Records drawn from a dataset
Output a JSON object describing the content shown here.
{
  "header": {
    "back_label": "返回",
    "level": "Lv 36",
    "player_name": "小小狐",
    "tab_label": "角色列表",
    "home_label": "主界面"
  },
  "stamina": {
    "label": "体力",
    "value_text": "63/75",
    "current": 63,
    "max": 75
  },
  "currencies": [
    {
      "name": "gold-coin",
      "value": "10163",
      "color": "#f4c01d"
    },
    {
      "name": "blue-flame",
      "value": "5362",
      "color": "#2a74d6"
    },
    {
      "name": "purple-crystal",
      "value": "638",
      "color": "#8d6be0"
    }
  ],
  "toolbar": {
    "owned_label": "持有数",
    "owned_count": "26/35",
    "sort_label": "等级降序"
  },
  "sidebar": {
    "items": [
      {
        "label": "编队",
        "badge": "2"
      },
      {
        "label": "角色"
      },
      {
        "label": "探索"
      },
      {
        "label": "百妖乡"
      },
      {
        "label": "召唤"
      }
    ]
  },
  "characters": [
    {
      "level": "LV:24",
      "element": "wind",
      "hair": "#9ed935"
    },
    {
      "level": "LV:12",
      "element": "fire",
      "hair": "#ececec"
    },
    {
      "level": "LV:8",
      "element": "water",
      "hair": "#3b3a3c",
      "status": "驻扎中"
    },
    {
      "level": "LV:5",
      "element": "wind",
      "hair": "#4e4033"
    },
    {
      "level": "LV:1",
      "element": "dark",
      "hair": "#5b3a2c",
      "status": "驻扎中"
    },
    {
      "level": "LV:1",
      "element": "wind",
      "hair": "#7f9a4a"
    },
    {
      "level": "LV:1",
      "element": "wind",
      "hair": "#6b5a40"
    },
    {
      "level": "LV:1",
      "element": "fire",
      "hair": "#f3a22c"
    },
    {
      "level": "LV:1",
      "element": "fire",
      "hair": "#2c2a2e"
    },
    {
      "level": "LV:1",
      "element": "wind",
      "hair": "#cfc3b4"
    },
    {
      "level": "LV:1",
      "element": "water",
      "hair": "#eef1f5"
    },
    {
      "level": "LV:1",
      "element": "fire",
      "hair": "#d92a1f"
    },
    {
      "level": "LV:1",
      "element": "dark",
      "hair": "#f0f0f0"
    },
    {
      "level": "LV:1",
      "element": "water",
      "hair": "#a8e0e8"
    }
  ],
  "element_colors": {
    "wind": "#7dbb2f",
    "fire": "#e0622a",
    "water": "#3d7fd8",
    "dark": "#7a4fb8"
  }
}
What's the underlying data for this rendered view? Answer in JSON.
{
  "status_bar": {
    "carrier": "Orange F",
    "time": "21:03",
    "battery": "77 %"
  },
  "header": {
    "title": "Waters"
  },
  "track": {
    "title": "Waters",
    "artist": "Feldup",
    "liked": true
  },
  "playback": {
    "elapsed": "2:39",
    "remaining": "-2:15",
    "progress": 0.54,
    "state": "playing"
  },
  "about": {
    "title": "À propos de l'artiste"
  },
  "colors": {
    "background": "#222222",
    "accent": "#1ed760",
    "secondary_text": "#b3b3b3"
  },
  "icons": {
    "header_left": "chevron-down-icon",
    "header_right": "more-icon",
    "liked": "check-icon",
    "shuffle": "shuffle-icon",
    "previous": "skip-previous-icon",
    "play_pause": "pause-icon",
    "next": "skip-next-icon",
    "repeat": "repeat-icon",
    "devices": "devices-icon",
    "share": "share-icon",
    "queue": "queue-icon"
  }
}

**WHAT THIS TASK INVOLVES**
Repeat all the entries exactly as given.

**SOLUTION**
Output a JSON object describing the content shown here.
{
  "header": {
    "back_label": "返回",
    "level": "Lv 36",
    "player_name": "小小狐",
    "tab_label": "角色列表",
    "home_label": "主界面"
  },
  "stamina": {
    "label": "体力",
    "value_text": "63/75",
    "current": 63,
    "max": 75
  },
  "currencies": [
    {
      "name": "gold-coin",
      "value": "10163",
      "color": "#f4c01d"
    },
    {
      "name": "blue-flame",
      "value": "5362",
      "color": "#2a74d6"
    },
    {
      "name": "purple-crystal",
      "value": "638",
      "color": "#8d6be0"
    }
  ],
  "toolbar": {
    "owned_label": "持有数",
    "owned_count": "26/35",
    "sort_label": "等级降序"
  },
  "sidebar": {
    "items": [
      {
        "label": "编队",
        "badge": "2"
      },
      {
        "label": "角色"
      },
      {
        "label": "探索"
      },
      {
        "label": "百妖乡"
      },
      {
        "label": "召唤"
      }
    ]
  },
  "characters": [
    {
      "level": "LV:24",
      "element": "wind",
      "hair": "#9ed935"
    },
    {
      "level": "LV:12",
      "element": "fire",
      "hair": "#ececec"
    },
    {
      "level": "LV:8",
      "element": "water",
      "hair": "#3b3a3c",
      "status": "驻扎中"
    },
    {
      "level": "LV:5",
      "element": "wind",
      "hair": "#4e4033"
    },
    {
      "level": "LV:1",
      "element": "dark",
      "hair": "#5b3a2c",
      "status": "驻扎中"
    },
    {
      "level": "LV:1",
      "element": "wind",
      "hair": "#7f9a4a"
    },
    {
      "level": "LV:1",
      "element": "wind",
      "hair": "#6b5a40"
    },
    {
      "level": "LV:1",
      "element": "fire",
      "hair": "#f3a22c"
    },
    {
      "level": "LV:1",
      "element": "fire",
      "hair": "#2c2a2e"
    },
    {
      "level": "LV:1",
      "element": "wind",
      "hair": "#cfc3b4"
    },
    {
      "level": "LV:1",
      "element": "water",
      "hair": "#eef1f5"
    },
    {
      "level": "LV:1",
      "element": "fire",
      "hair": "#d92a1f"
    },
    {
      "level": "LV:1",
      "element": "dark",
      "hair": "#f0f0f0"
    },
    {
      "level": "LV:1",
      "element": "water",
      "hair": "#a8e0e8"
    }
  ],
  "element_colors": {
    "wind": "#7dbb2f",
    "fire": "#e0622a",
    "water": "#3d7fd8",
    "dark": "#7a4fb8"
  }
}
What's the underlying data for this rendered view? Answer in JSON.
{
  "status_bar": {
    "carrier": "Orange F",
    "time": "21:03",
    "battery": "77 %"
  },
  "header": {
    "title": "Waters"
  },
  "track": {
    "title": "Waters",
    "artist": "Feldup",
    "liked": true
  },
  "playback": {
    "elapsed": "2:39",
    "remaining": "-2:15",
    "progress": 0.54,
    "state": "playing"
  },
  "about": {
    "title": "À propos de l'artiste"
  },
  "colors": {
    "background": "#222222",
    "accent": "#1ed760",
    "secondary_text": "#b3b3b3"
  },
  "icons": {
    "header_left": "chevron-down-icon",
    "header_right": "more-icon",
    "liked": "check-icon",
    "shuffle": "shuffle-icon",
    "previous": "skip-previous-icon",
    "play_pause": "pause-icon",
    "next": "skip-next-icon",
    "repeat": "repeat-icon",
    "devices": "devices-icon",
    "share": "share-icon",
    "queue": "queue-icon"
  }
}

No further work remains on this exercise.